Dataset rows for apps and sites
::::::::

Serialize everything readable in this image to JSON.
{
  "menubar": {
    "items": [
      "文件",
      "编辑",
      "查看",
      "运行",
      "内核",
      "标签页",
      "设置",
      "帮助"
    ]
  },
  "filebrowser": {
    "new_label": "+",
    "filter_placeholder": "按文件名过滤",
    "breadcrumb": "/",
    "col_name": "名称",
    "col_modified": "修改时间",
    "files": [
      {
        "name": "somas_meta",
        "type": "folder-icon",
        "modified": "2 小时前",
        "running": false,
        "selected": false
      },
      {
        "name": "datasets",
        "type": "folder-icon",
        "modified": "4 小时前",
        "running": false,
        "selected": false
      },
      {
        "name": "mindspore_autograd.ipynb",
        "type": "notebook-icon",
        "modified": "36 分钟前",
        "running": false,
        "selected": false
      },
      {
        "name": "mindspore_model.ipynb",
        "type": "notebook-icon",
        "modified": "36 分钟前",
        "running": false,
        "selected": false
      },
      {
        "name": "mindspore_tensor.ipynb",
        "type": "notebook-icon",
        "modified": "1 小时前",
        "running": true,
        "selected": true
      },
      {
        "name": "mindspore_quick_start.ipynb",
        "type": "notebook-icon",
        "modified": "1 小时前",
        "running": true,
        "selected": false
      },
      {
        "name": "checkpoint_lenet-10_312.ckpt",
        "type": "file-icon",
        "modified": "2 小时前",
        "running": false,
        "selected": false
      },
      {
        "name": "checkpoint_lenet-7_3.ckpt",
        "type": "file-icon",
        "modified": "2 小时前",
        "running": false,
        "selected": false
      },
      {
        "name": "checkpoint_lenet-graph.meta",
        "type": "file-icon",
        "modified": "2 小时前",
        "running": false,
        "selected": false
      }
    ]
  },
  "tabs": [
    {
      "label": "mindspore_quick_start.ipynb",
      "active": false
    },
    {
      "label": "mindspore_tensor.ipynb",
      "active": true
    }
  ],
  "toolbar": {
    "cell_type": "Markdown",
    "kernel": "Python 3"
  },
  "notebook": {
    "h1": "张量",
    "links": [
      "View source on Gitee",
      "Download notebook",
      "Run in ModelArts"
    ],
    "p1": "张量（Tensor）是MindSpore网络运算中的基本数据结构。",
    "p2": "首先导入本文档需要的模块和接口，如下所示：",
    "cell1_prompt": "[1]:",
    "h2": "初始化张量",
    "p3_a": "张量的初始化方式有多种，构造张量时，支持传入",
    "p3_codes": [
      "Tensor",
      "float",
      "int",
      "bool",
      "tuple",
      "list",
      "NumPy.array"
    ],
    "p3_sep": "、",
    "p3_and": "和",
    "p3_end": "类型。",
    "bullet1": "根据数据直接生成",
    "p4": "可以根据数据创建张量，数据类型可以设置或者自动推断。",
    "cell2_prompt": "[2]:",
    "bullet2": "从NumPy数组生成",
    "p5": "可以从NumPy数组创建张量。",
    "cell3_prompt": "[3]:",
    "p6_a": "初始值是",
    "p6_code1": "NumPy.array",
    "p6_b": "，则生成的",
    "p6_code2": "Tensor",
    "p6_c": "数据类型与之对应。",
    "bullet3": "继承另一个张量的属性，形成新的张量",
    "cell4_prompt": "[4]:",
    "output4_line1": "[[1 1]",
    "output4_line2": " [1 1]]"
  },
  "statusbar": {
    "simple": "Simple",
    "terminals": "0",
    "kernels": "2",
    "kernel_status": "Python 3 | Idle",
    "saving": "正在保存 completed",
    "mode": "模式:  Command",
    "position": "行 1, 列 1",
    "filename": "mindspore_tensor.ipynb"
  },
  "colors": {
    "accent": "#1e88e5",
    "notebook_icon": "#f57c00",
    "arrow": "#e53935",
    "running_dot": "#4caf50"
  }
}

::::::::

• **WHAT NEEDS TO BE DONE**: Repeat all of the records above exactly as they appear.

• **ANSWER BOX**:
Serialize everything readable in this image to JSON.
{
  "menubar": {
    "items": [
      "文件",
      "编辑",
      "查看",
      "运行",
      "内核",
      "标签页",
      "设置",
      "帮助"
    ]
  },
  "filebrowser": {
    "new_label": "+",
    "filter_placeholder": "按文件名过滤",
    "breadcrumb": "/",
    "col_name": "名称",
    "col_modified": "修改时间",
    "files": [
      {
        "name": "somas_meta",
        "type": "folder-icon",
        "modified": "2 小时前",
        "running": false,
        "selected": false
      },
      {
        "name": "datasets",
        "type": "folder-icon",
        "modified": "4 小时前",
        "running": false,
        "selected": false
      },
      {
        "name": "mindspore_autograd.ipynb",
        "type": "notebook-icon",
        "modified": "36 分钟前",
        "running": false,
        "selected": false
      },
      {
        "name": "mindspore_model.ipynb",
        "type": "notebook-icon",
        "modified": "36 分钟前",
        "running": false,
        "selected": false
      },
      {
        "name": "mindspore_tensor.ipynb",
        "type": "notebook-icon",
        "modified": "1 小时前",
        "running": true,
        "selected": true
      },
      {
        "name": "mindspore_quick_start.ipynb",
        "type": "notebook-icon",
        "modified": "1 小时前",
        "running": true,
        "selected": false
      },
      {
        "name": "checkpoint_lenet-10_312.ckpt",
        "type": "file-icon",
        "modified": "2 小时前",
        "running": false,
        "selected": false
      },
      {
        "name": "checkpoint_lenet-7_3.ckpt",
        "type": "file-icon",
        "modified": "2 小时前",
        "running": false,
        "selected": false
      },
      {
        "name": "checkpoint_lenet-graph.meta",
        "type": "file-icon",
        "modified": "2 小时前",
        "running": false,
        "selected": false
      }
    ]
  },
  "tabs": [
    {
      "label": "mindspore_quick_start.ipynb",
      "active": false
    },
    {
      "label": "mindspore_tensor.ipynb",
      "active": true
    }
  ],
  "toolbar": {
    "cell_type": "Markdown",
    "kernel": "Python 3"
  },
  "notebook": {
    "h1": "张量",
    "links": [
      "View source on Gitee",
      "Download notebook",
      "Run in ModelArts"
    ],
    "p1": "张量（Tensor）是MindSpore网络运算中的基本数据结构。",
    "p2": "首先导入本文档需要的模块和接口，如下所示：",
    "cell1_prompt": "[1]:",
    "h2": "初始化张量",
    "p3_a": "张量的初始化方式有多种，构造张量时，支持传入",
    "p3_codes": [
      "Tensor",
      "float",
      "int",
      "bool",
      "tuple",
      "list",
      "NumPy.array"
    ],
    "p3_sep": "、",
    "p3_and": "和",
    "p3_end": "类型。",
    "bullet1": "根据数据直接生成",
    "p4": "可以根据数据创建张量，数据类型可以设置或者自动推断。",
    "cell2_prompt": "[2]:",
    "bullet2": "从NumPy数组生成",
    "p5": "可以从NumPy数组创建张量。",
    "cell3_prompt": "[3]:",
    "p6_a": "初始值是",
    "p6_code1": "NumPy.array",
    "p6_b": "，则生成的",
    "p6_code2": "Tensor",
    "p6_c": "数据类型与之对应。",
    "bullet3": "继承另一个张量的属性，形成新的张量",
    "cell4_prompt": "[4]:",
    "output4_line1": "[[1 1]",
    "output4_line2": " [1 1]]"
  },
  "statusbar": {
    "simple": "Simple",
    "terminals": "0",
    "kernels": "2",
    "kernel_status": "Python 3 | Idle",
    "saving": "正在保存 completed",
    "mode": "模式:  Command",
    "position": "行 1, 列 1",
    "filename": "mindspore_tensor.ipynb"
  },
  "colors": {
    "accent": "#1e88e5",
    "notebook_icon": "#f57c00",
    "arrow": "#e53935",
    "running_dot": "#4caf50"
  }
}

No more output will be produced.